Dinner will probably depend on how many carbs I have left. I've actually got into the habit of scrambling eggs in the evening sometimes, so that's great - lots of protein. I'm usually eating those with bread, though, so I might well have to cut back on that. Otherwise, I still have my hazelnut butter - boy, is eating less bread ever gonna be hard.
Drink. Well, that's not much of a change - I've been slowly getting off soft drinks, replacing them with tab water. So far into 2013, it seems pretty easy to cut out the juice and juicy syrup. Provided, of course, that I stop buying coke "in case I need it" and then drinking it "because it's there".

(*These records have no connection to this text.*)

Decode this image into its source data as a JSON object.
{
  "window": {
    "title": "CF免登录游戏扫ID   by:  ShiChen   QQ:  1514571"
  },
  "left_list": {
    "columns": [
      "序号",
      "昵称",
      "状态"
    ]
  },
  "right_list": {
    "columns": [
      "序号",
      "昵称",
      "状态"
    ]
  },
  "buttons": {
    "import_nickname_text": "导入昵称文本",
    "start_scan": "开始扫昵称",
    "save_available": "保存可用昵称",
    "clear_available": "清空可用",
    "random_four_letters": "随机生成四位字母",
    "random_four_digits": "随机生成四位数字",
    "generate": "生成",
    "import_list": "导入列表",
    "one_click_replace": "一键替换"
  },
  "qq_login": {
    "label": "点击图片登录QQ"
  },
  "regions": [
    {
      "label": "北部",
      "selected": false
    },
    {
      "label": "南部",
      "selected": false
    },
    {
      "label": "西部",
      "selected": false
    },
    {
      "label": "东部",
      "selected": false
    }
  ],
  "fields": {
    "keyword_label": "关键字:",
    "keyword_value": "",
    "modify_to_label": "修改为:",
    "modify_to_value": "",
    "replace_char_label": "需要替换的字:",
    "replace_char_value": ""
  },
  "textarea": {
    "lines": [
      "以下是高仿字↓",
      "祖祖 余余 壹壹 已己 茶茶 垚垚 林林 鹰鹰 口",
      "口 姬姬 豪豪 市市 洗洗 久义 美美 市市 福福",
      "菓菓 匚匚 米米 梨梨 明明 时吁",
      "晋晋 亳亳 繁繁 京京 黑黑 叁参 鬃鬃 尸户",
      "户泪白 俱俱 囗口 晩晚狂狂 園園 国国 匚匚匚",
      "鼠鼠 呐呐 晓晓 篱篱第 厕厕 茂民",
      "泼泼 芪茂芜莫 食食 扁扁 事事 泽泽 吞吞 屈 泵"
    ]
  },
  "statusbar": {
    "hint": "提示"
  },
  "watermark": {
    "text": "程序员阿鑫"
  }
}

Food update: After sleeping on it and doing a bit more research, I've decided that eating that few carbs might be an overreaction. I mean, during the last few years, I have only really gained about 10 pounds (which I can easily afford), and my percentage of body fat is pretty stagnant as well. I'm thinking that eating more veggies and nuts might well be enough for starters, and maybe pay some attention to the amount of carbs I eat, at least to find out how much it even is. I don't think I'm eating more than 200 grams, tops, on a normal day. Adding in exercise (whoops, getting ahead of myself here) should help as well. Besides, the last thing I need right now is worrying about my food intake and making eating more complicated - I think my most important rule should be to eat iff I'm hungry.
Get moving. My plan is to just add a few minutes of physical exercise each day, be it working out, doing my physical therapy exercises, or vacuuming my room (since I would never get myself to do that otherwise). Of course, on weekdays I'm usually on my bike for about 25-30 minutes anyway, sometimes even double that. So I figured, if I'm riding my bike for almost an hour (adding the segments together), I shouldn't need more exercise on that day. Conversely, on days I spend entirely at home, it would probably be better to do more, maybe 20-30 minutes, if I can make it. Though having said that, the point is still mostly getting into the habit of moving daily. So if I don't feel like exercising a lot, I might just do a bunch of push-ups and be done with it.
Sleep. My sleeping habits have been a problem for a while. I'm definitely getting enough sleep, time-wise, but getting up in the morning is still a chore for me. So I'm adding a bit of regularity, getting up at 9 am (yes, that's early for me), and then really getting up. No snoozing or listening to music in bed, just throw the blanket away and get up. We'll see how that goes. ;)
So, what are the results I'm hoping to gain from all of that? Simple: being healthier and happier. I got sick a lot lately, and I've been meaning to change that for a while. I believe chronic stress plays a factor in it, but my lifestyle sure ain't helping. Also, those fat pads are really starting to annoy me.
1 I apologize if that made the song stuck in your head.
2 or Iron Age or Bronze Age or whatever, it's all the same to me - the time they lived in caves.
3 and of course, lots of meat from other happy animals.